Records excerpted from a collection
=== Section Start ===

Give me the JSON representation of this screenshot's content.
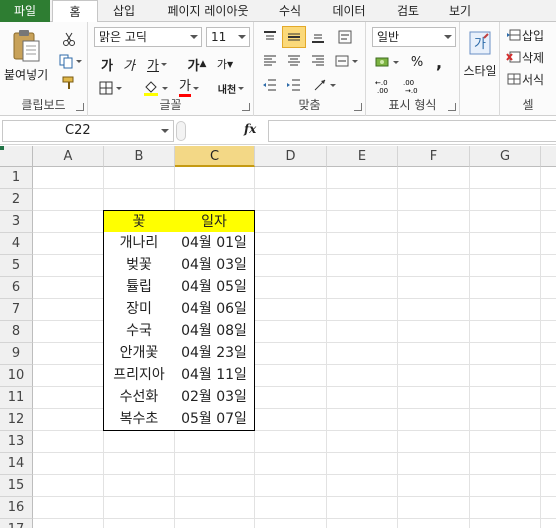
{
  "tabs": [
    {
      "label": "파일"
    },
    {
      "label": "홈"
    },
    {
      "label": "삽입"
    },
    {
      "label": "페이지 레이아웃"
    },
    {
      "label": "수식"
    },
    {
      "label": "데이터"
    },
    {
      "label": "검토"
    },
    {
      "label": "보기"
    }
  ],
  "ribbon": {
    "clipboard": {
      "label": "클립보드",
      "paste_label": "붙여넣기"
    },
    "font": {
      "label": "글꼴",
      "font_name": "맑은 고딕",
      "font_size": "11",
      "bold": "가",
      "italic": "가",
      "underline": "가",
      "grow": "가",
      "shrink": "가",
      "font_color": "가",
      "phonetic": "내천"
    },
    "alignment": {
      "label": "맞춤"
    },
    "number": {
      "label": "표시 형식",
      "format": "일반",
      "percent": "%",
      "comma": ","
    },
    "styles": {
      "label": "스타일"
    },
    "cells": {
      "label": "셀",
      "insert": "삽입",
      "delete": "삭제",
      "format": "서식"
    }
  },
  "formula_bar": {
    "name_box": "C22",
    "fx": "fx",
    "formula": ""
  },
  "columns": [
    "A",
    "B",
    "C",
    "D",
    "E",
    "F",
    "G"
  ],
  "rows": [
    "1",
    "2",
    "3",
    "4",
    "5",
    "6",
    "7",
    "8",
    "9",
    "10",
    "11",
    "12",
    "13",
    "14",
    "15",
    "16",
    "17"
  ],
  "table": {
    "headers": [
      "꽃",
      "일자"
    ],
    "rows": [
      [
        "개나리",
        "04월 01일"
      ],
      [
        "벚꽃",
        "04월 03일"
      ],
      [
        "튤립",
        "04월 05일"
      ],
      [
        "장미",
        "04월 06일"
      ],
      [
        "수국",
        "04월 08일"
      ],
      [
        "안개꽃",
        "04월 23일"
      ],
      [
        "프리지아",
        "04월 11일"
      ],
      [
        "수선화",
        "02월 03일"
      ],
      [
        "복수초",
        "05월 07일"
      ]
    ]
  },
  "colors": {
    "file_tab": "#2e7d32",
    "header_fill": "#ffff00",
    "selected_col": "#f3d886"
  }
}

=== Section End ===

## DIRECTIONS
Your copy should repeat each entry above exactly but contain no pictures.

## EXERCISE SOLUTION
Give me the JSON representation of this screenshot's content.
{
  "tabs": [
    {
      "label": "파일"
    },
    {
      "label": "홈"
    },
    {
      "label": "삽입"
    },
    {
      "label": "페이지 레이아웃"
    },
    {
      "label": "수식"
    },
    {
      "label": "데이터"
    },
    {
      "label": "검토"
    },
    {
      "label": "보기"
    }
  ],
  "ribbon": {
    "clipboard": {
      "label": "클립보드",
      "paste_label": "붙여넣기"
    },
    "font": {
      "label": "글꼴",
      "font_name": "맑은 고딕",
      "font_size": "11",
      "bold": "가",
      "italic": "가",
      "underline": "가",
      "grow": "가",
      "shrink": "가",
      "font_color": "가",
      "phonetic": "내천"
    },
    "alignment": {
      "label": "맞춤"
    },
    "number": {
      "label": "표시 형식",
      "format": "일반",
      "percent": "%",
      "comma": ","
    },
    "styles": {
      "label": "스타일"
    },
    "cells": {
      "label": "셀",
      "insert": "삽입",
      "delete": "삭제",
      "format": "서식"
    }
  },
  "formula_bar": {
    "name_box": "C22",
    "fx": "fx",
    "formula": ""
  },
  "columns": [
    "A",
    "B",
    "C",
    "D",
    "E",
    "F",
    "G"
  ],
  "rows": [
    "1",
    "2",
    "3",
    "4",
    "5",
    "6",
    "7",
    "8",
    "9",
    "10",
    "11",
    "12",
    "13",
    "14",
    "15",
    "16",
    "17"
  ],
  "table": {
    "headers": [
      "꽃",
      "일자"
    ],
    "rows": [
      [
        "개나리",
        "04월 01일"
      ],
      [
        "벚꽃",
        "04월 03일"
      ],
      [
        "튤립",
        "04월 05일"
      ],
      [
        "장미",
        "04월 06일"
      ],
      [
        "수국",
        "04월 08일"
      ],
      [
        "안개꽃",
        "04월 23일"
      ],
      [
        "프리지아",
        "04월 11일"
      ],
      [
        "수선화",
        "02월 03일"
      ],
      [
        "복수초",
        "05월 07일"
      ]
    ]
  },
  "colors": {
    "file_tab": "#2e7d32",
    "header_fill": "#ffff00",
    "selected_col": "#f3d886"
  }
}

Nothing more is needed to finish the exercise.